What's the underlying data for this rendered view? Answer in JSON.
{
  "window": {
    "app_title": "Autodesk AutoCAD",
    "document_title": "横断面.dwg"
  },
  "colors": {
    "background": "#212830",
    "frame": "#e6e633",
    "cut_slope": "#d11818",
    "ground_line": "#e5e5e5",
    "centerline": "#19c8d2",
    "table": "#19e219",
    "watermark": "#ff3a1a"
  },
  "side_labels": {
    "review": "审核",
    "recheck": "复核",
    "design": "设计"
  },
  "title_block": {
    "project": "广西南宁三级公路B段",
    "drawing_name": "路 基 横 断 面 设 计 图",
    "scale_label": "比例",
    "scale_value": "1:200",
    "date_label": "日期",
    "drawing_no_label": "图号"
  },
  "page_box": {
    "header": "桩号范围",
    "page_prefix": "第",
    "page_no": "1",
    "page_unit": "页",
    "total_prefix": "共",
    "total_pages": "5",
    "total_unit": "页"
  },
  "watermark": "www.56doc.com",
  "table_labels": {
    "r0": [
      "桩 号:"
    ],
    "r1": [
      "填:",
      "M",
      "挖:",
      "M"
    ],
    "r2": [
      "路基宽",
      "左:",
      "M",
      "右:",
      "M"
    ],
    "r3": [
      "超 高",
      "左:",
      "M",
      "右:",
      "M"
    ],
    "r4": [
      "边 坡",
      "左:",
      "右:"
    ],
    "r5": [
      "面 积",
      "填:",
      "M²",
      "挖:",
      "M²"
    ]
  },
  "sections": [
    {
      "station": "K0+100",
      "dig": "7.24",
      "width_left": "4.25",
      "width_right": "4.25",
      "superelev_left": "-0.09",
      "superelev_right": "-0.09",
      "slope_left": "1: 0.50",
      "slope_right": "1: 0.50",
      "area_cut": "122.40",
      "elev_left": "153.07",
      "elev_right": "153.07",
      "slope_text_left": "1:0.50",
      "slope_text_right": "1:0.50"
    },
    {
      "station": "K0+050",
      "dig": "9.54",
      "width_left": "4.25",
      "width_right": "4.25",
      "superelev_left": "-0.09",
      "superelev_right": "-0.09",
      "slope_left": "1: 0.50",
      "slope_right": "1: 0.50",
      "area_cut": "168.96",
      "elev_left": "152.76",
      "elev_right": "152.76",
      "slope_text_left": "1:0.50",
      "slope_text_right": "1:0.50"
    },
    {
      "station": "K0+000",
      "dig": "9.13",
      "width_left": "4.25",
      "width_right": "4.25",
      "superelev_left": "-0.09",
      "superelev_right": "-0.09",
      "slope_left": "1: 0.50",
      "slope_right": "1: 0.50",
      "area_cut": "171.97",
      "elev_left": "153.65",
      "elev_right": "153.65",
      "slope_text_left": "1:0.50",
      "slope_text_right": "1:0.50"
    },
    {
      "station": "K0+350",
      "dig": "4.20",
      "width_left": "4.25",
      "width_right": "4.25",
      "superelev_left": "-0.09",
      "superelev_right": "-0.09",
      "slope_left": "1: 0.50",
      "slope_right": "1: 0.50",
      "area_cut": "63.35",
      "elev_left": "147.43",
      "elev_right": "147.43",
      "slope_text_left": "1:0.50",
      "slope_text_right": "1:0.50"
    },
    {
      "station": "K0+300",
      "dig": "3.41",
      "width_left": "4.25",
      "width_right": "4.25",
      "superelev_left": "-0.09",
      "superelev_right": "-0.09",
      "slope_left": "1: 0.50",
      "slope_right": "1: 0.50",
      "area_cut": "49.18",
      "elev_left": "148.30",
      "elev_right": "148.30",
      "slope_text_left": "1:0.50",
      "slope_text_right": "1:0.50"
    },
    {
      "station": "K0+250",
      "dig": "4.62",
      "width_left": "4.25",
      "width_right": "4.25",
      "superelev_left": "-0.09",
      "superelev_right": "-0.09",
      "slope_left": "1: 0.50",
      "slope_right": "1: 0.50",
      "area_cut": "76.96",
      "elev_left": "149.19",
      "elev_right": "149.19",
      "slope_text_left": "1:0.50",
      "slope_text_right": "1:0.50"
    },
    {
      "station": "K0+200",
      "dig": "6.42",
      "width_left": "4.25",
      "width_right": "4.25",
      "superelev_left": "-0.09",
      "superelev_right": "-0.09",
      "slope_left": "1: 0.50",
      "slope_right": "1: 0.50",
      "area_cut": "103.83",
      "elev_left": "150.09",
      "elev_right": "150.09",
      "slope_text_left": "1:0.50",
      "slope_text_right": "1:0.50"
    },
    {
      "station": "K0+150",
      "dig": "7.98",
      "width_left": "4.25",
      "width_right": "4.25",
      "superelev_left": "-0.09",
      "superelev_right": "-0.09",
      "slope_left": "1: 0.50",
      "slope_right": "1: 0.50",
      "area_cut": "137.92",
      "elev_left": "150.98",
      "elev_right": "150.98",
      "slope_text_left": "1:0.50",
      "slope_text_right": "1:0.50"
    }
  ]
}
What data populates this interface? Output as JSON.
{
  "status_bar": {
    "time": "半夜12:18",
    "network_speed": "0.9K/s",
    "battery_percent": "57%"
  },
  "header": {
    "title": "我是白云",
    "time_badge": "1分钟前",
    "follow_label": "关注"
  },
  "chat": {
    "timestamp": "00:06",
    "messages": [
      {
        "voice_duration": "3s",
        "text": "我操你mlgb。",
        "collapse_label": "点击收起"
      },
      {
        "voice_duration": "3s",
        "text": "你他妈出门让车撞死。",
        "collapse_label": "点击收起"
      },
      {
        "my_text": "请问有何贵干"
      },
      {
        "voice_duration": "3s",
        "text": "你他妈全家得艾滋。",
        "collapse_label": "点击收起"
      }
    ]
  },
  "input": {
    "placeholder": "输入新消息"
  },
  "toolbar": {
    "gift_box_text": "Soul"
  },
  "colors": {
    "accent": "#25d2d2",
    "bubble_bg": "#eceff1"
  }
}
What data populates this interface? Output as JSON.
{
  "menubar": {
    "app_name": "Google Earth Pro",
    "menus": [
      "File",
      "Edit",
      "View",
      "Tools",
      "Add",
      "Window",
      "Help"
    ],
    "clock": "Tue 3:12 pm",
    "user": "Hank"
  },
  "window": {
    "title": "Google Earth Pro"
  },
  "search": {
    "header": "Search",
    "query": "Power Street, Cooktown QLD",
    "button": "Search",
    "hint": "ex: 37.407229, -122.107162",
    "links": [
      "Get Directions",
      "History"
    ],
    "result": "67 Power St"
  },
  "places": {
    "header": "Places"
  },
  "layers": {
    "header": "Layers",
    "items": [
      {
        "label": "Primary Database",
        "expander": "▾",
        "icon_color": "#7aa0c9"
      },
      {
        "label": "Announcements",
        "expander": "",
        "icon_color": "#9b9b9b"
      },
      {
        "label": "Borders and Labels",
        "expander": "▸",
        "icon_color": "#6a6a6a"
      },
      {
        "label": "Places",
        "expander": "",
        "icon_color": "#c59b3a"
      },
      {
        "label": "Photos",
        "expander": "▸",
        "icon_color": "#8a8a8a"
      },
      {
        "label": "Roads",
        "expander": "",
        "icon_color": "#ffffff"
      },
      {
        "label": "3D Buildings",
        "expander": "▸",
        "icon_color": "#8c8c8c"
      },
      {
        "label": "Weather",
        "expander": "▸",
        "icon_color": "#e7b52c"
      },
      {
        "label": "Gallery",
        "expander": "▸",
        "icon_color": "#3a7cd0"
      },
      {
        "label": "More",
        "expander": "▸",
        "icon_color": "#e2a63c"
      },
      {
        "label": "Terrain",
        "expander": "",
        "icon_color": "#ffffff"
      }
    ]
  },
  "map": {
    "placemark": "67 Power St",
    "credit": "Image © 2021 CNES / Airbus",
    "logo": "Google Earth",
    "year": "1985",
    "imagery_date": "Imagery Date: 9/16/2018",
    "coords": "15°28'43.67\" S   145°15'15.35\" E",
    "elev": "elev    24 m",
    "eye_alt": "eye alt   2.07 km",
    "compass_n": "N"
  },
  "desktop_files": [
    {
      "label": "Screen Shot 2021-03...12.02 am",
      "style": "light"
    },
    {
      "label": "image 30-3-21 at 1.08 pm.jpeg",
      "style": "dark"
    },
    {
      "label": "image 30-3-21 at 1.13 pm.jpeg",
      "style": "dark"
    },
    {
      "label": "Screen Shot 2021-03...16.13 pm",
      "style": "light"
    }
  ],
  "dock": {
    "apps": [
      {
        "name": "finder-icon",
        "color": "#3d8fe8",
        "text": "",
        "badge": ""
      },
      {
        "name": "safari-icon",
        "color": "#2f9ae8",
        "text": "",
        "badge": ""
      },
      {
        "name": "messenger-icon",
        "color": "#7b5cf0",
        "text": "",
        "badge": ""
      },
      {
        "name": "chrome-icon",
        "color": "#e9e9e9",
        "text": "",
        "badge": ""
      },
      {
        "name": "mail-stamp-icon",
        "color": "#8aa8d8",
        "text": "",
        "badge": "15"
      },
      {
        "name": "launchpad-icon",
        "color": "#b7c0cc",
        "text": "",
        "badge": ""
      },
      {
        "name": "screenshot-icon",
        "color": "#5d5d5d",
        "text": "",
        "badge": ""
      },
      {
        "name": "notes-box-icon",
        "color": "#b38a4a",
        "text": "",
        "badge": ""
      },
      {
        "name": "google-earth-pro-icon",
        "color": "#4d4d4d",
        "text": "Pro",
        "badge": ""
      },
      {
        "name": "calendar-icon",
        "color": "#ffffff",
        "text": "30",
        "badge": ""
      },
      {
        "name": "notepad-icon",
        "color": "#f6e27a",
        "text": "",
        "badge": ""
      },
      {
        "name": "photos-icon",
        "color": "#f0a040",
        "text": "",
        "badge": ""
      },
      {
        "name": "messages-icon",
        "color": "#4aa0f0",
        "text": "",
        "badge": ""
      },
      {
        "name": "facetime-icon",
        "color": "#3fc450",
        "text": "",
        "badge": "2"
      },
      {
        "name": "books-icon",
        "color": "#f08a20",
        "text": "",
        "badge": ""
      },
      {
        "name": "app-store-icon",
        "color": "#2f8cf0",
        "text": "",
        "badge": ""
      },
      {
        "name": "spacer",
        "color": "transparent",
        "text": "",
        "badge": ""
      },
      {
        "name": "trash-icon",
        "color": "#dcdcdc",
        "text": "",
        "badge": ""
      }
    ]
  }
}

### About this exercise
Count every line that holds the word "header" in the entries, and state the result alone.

### Answer to the problem
5